This San Diego defense can play with the Kansas City Chiefs, and Philip Rivers can keep up with Alex Smith. What might push Kansas City to a wild-card slot over the Bolts is the fact that the Chiefs have a big-time playmaker on both defense ( Justin Houston) and offense ( Jamaal Charles). San Diego certainly is a viable postseason threat, but the team lacks that one guy who can take over.
Want more? Eli Manning completed 12 passes all game, despite being down by multiple scores early. Oh, and Carolina ran for 194 yards.

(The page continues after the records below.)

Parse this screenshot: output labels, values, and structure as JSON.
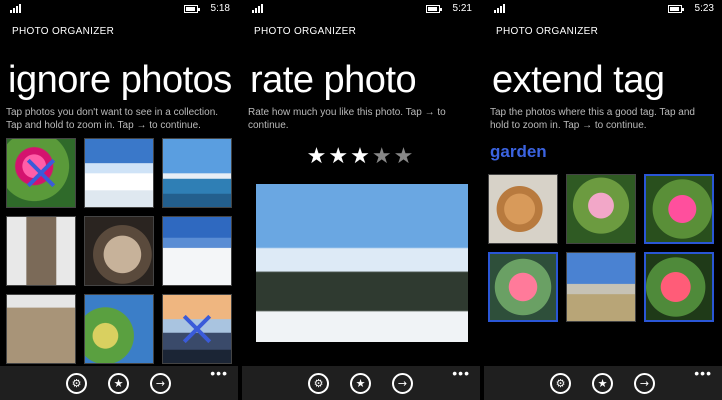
{
  "screens": [
    {
      "time": "5:18",
      "app_title": "PHOTO ORGANIZER",
      "page_title": "ignore photos",
      "instructions": "Tap photos you don't want to see in a collection. Tap and hold to zoom in. Tap → to continue."
    },
    {
      "time": "5:21",
      "app_title": "PHOTO ORGANIZER",
      "page_title": "rate photo",
      "instructions": "Rate how much you like this photo. Tap → to continue.",
      "rating": 3,
      "rating_max": 5
    },
    {
      "time": "5:23",
      "app_title": "PHOTO ORGANIZER",
      "page_title": "extend tag",
      "instructions": "Tap the photos where this a good tag. Tap and hold to zoom in. Tap → to continue.",
      "tag": "garden"
    }
  ],
  "app_bar": {
    "settings_icon": "⚙",
    "star_icon": "★",
    "arrow_icon": "→",
    "more": "•••"
  },
  "colors": {
    "accent": "#2a56d6",
    "tag_label": "#3b63e0",
    "background": "#000000",
    "app_bar": "#1f1f1f"
  }
}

OK, you get the picture. Actually ... did you know that Cam Newton had an in-game passer rating of 104.4? All right, we'll stop now.

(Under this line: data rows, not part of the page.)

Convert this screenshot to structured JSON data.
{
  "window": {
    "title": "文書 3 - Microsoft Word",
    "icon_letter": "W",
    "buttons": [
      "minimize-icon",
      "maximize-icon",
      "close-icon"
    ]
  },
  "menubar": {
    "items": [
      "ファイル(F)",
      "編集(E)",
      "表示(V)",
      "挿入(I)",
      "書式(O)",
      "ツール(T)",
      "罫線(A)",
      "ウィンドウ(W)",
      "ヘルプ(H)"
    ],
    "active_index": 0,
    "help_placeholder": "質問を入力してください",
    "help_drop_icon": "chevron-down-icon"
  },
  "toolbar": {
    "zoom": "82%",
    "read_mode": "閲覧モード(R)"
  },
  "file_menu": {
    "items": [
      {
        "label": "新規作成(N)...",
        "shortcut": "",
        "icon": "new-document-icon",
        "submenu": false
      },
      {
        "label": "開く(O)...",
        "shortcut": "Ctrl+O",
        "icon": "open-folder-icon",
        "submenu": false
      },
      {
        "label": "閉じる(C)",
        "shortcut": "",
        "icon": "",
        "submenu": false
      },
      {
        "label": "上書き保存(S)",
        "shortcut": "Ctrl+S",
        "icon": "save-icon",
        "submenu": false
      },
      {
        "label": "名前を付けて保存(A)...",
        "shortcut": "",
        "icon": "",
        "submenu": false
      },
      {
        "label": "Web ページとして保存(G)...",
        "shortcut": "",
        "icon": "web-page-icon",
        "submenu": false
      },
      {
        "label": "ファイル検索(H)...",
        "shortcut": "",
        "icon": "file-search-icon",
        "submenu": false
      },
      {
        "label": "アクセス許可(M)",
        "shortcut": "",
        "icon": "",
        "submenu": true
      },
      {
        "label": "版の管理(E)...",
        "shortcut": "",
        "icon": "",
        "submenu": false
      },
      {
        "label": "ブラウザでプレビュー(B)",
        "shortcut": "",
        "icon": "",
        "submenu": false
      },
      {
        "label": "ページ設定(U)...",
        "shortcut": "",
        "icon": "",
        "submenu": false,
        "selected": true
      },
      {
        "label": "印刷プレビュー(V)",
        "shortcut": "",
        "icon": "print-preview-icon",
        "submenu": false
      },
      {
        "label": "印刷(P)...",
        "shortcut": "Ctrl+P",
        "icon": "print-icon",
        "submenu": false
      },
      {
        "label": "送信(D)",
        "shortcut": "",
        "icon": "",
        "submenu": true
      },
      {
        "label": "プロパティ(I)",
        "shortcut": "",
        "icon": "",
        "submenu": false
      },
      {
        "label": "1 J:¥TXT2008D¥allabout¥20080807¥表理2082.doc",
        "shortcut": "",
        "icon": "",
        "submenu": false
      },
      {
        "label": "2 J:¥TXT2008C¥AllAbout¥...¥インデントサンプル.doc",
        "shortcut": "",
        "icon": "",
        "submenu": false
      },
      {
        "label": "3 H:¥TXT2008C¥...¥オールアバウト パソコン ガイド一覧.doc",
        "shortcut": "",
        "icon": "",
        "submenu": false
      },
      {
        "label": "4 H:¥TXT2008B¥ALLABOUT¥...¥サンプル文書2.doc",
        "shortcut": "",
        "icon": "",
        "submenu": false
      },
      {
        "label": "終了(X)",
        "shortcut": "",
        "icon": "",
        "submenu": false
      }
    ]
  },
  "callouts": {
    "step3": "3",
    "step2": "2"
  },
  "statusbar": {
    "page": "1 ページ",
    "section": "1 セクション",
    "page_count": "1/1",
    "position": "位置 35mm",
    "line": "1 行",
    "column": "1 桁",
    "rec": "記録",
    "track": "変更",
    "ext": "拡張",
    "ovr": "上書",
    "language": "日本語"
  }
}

If you watched Rams-Cowboys on Sunday, you saw a quarterback get no help. Sam Bradford was hit nearly 20 times by Dallas' pass rushers. Not to worry -- his receivers made up for the poor offensive-line play by dropping several easy catches (and by "easy," we mean "right in the hands, in stride").
As far as the Trent Richardson trade goes, the organization clearly was making a play for the future. Of course, Browns brass wouldn't tell the fan base that, especially after Richardson and the Indianapolis Colts demolished the 49ers. Still, I don't think it was a bad move. Many organizations don't believe in spending a first-round draft pick -- especially one in the top five overall -- on a running back. Browns general manager Mike Lombardi was able to get a future first-round selection for a guy who didn't have first-round value in the organization's eyes. Had Richardson rushed for 905 yards, averaging 3.5 per carry, and scored seven touchdowns in a Browns uniform this season, how much would Lombardi have been able to get for him in March? Not a first-round choice, I can tell you that.
Ponder's struggles also mean the team must rely on the defense to make plays -- which it has not been able to do effectively. With home games versus the Pittsburgh Steelers and Carolina Panthers coming up, there is the potential for the Vikings to recover from their 0-3 start. Still, this squad certainly missed an opportunity against the Brian Hoyer-led Browns.